Biophilia: The State of Love for Nature and all Living Things

It sounds like an exotic, rare and deadly disease. On the contrary, the root word “philia,” comes from the ancient Greeks, meaning “love.” In 1973, American psychoanalyst, Erich Fromm, described Biophilia as “the passionate love of life and all that is vital.”
In 1984, Edward Wilson, a Pulitzer Prize-winning biologist called Biophilia a human being's tendency to seek connections with nature and other forms of life. Living in a fast paced society has caused many of us to lose that precious connection with ourselves and the natural world. However, when we find ourselves living in an environment where living things are growing and thriving, it has a healing effect on our well-being.

Spring is a wonderful reminder of the opportunity of being enlivened by our connection to nature. 
Biophilia implies a deep affection for plants, colorful flowers, trees, pets and other living things.
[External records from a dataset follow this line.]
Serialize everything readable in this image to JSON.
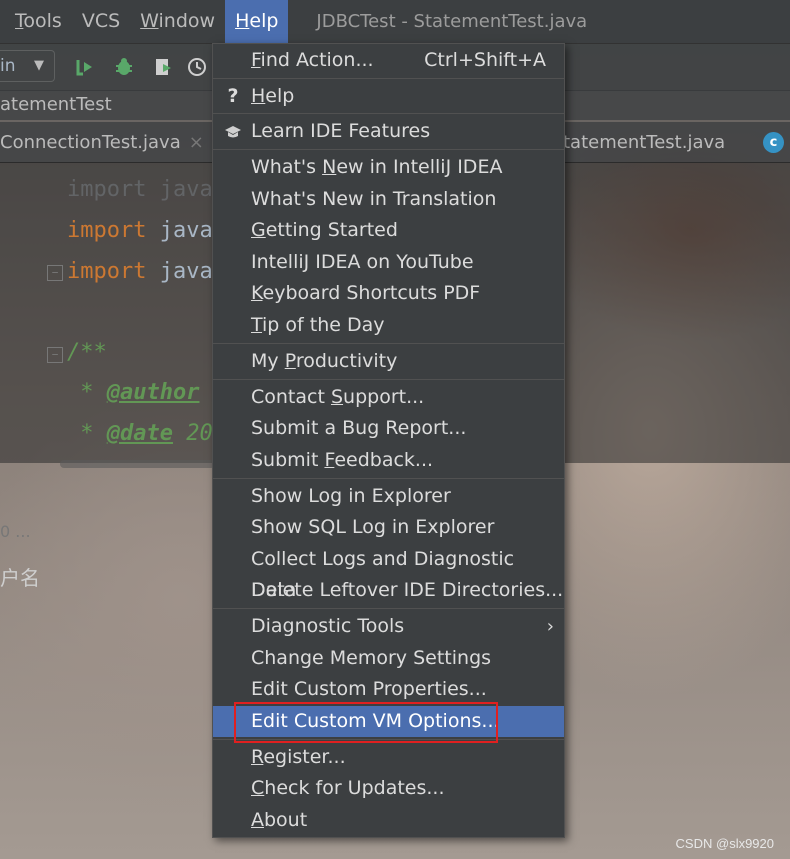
{
  "menubar": {
    "items": [
      {
        "label": "Tools",
        "mnemonic": "T",
        "rest": "ools"
      },
      {
        "label": "VCS",
        "mnemonic": "",
        "rest": "VCS"
      },
      {
        "label": "Window",
        "mnemonic": "W",
        "rest": "indow"
      },
      {
        "label": "Help",
        "mnemonic": "H",
        "rest": "elp"
      }
    ],
    "window_title": "JDBCTest - StatementTest.java"
  },
  "toolbar": {
    "run_config_text": "in",
    "dropdown_arrow": "▼"
  },
  "navbar": {
    "breadcrumb": "atementTest"
  },
  "tabs": {
    "left_tab": "ConnectionTest.java",
    "left_tab_close": "×",
    "right_tab": "tatementTest.java",
    "right_badge": "c"
  },
  "editor": {
    "line0": "import java",
    "line1_kw": "import",
    "line1_rest": " java",
    "line2_kw": "import",
    "line2_rest": " java",
    "line3": "/**",
    "line4_prefix": " * ",
    "line4_tag": "@author",
    "line5_prefix": " * ",
    "line5_tag": "@date",
    "line5_rest": " 20",
    "line6": " */"
  },
  "bottom": {
    "header": "0 ...",
    "console_text": "户名"
  },
  "help_menu": {
    "items": [
      {
        "pre": "",
        "mn": "F",
        "post": "ind Action...",
        "shortcut": "Ctrl+Shift+A",
        "icon": ""
      },
      {
        "pre": "",
        "mn": "H",
        "post": "elp",
        "shortcut": "",
        "icon": "?"
      },
      {
        "pre": "Learn IDE Features",
        "mn": "",
        "post": "",
        "shortcut": "",
        "icon": "🎓"
      },
      {
        "pre": "What's ",
        "mn": "N",
        "post": "ew in IntelliJ IDEA",
        "shortcut": "",
        "icon": ""
      },
      {
        "pre": "What's New in Translation",
        "mn": "",
        "post": "",
        "shortcut": "",
        "icon": ""
      },
      {
        "pre": "",
        "mn": "G",
        "post": "etting Started",
        "shortcut": "",
        "icon": ""
      },
      {
        "pre": "IntelliJ IDEA on YouTube",
        "mn": "",
        "post": "",
        "shortcut": "",
        "icon": ""
      },
      {
        "pre": "",
        "mn": "K",
        "post": "eyboard Shortcuts PDF",
        "shortcut": "",
        "icon": ""
      },
      {
        "pre": "",
        "mn": "T",
        "post": "ip of the Day",
        "shortcut": "",
        "icon": ""
      },
      {
        "pre": "My ",
        "mn": "P",
        "post": "roductivity",
        "shortcut": "",
        "icon": ""
      },
      {
        "pre": "Contact ",
        "mn": "S",
        "post": "upport...",
        "shortcut": "",
        "icon": ""
      },
      {
        "pre": "Submit a Bug Report...",
        "mn": "",
        "post": "",
        "shortcut": "",
        "icon": ""
      },
      {
        "pre": "Submit ",
        "mn": "F",
        "post": "eedback...",
        "shortcut": "",
        "icon": ""
      },
      {
        "pre": "Show Log in Explorer",
        "mn": "",
        "post": "",
        "shortcut": "",
        "icon": ""
      },
      {
        "pre": "Show SQL Log in Explorer",
        "mn": "",
        "post": "",
        "shortcut": "",
        "icon": ""
      },
      {
        "pre": "Collect Logs and Diagnostic Data",
        "mn": "",
        "post": "",
        "shortcut": "",
        "icon": ""
      },
      {
        "pre": "Delete Leftover IDE Directories...",
        "mn": "",
        "post": "",
        "shortcut": "",
        "icon": ""
      },
      {
        "pre": "Diagnostic Tools",
        "mn": "",
        "post": "",
        "shortcut": "",
        "icon": "",
        "submenu": "›"
      },
      {
        "pre": "Change Memory Settings",
        "mn": "",
        "post": "",
        "shortcut": "",
        "icon": ""
      },
      {
        "pre": "Edit Custom Properties...",
        "mn": "",
        "post": "",
        "shortcut": "",
        "icon": ""
      },
      {
        "pre": "Edit Custom VM Options...",
        "mn": "",
        "post": "",
        "shortcut": "",
        "icon": "",
        "selected": true
      },
      {
        "pre": "",
        "mn": "R",
        "post": "egister...",
        "shortcut": "",
        "icon": ""
      },
      {
        "pre": "",
        "mn": "C",
        "post": "heck for Updates...",
        "shortcut": "",
        "icon": ""
      },
      {
        "pre": "",
        "mn": "A",
        "post": "bout",
        "shortcut": "",
        "icon": ""
      }
    ]
  },
  "watermark": "CSDN @slx9920",
  "colors": {
    "selection": "#4b6eaf",
    "menu_bg": "#3c3f41",
    "highlight_box": "#e02020"
  }
}
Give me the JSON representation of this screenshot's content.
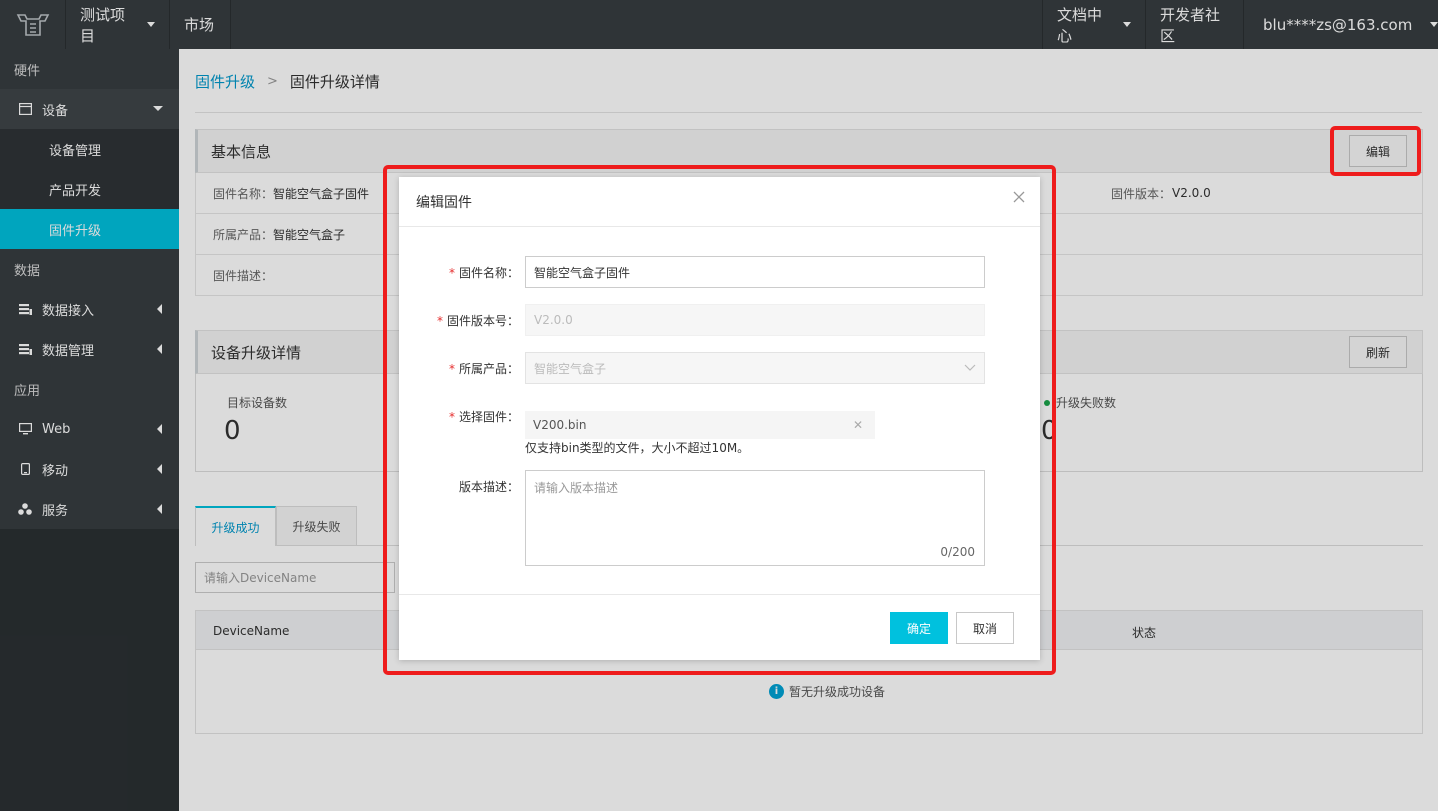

We have a need to interact with the natural world. We do it because if feels good. It makes us healthier, lighter, and happier. In fact, at Rutgers University in my home state of New Jersey, Researchers Jeanette Haviland-Jones, a professor of psychology, and her husband, Terry McGuire, professor of genetics, both at the school of Arts and Sciences, offered convincing evidence that flowers are potent mood elevators and have an immediate impact on our happiness.

From a historical perspective, the remains from the ruins found in Pompeii, in Southern Italy demonstrated that people brought plants into their houses and gardens more than 2000 years ago. Infirmaries, in monastic communities that were the sites of our first hospitals incorporated gardens on their grounds because they supported the healing process.

For me, Biophilia means spending time on the walking trails behind our home, or any of the County Parks like Shoreline, Vasona; and Rancho San Antonio. It is observing the passing cloud formations, feeling the breeze, and smelling the salty air of the ocean when we are on family holiday in Maui each year. Observing the ebb and flow of the ocean waves is very meditative and leaves me feeling relaxed, centered and at peace.

For others, it’s playing golf in some of the most natural and pristine settings. It is skiing, hiking in the forests, tending your garden; nurturing your orchids, playing with your dog, having lunch in the park, tea with a friend, or a bike ride on the sparsely populated scenic back roads.

All of these wondrous experiences that we engage in by ourselves or with family and friends, allows us to connect with the force of energy that surrounds us and is a part of us. We have a symbiotic relationship with "all that is," which is essential to our well being, especially in these turbulent times.

When we allow the business of life to overtake us, when we live inside our heads—worrying, planning, fantasizing, and when we allow our mobile devices to take control of our life in a way that is unhealthy, it is imperative that we remind ourselves and each other to reconnect with the beauty and movement of life that is always present. All we have to do is be mindful of it, change the channel in our minds and tune-in. 

Photos: Taken behind our townhouse at Rinconada Hills, LG, CA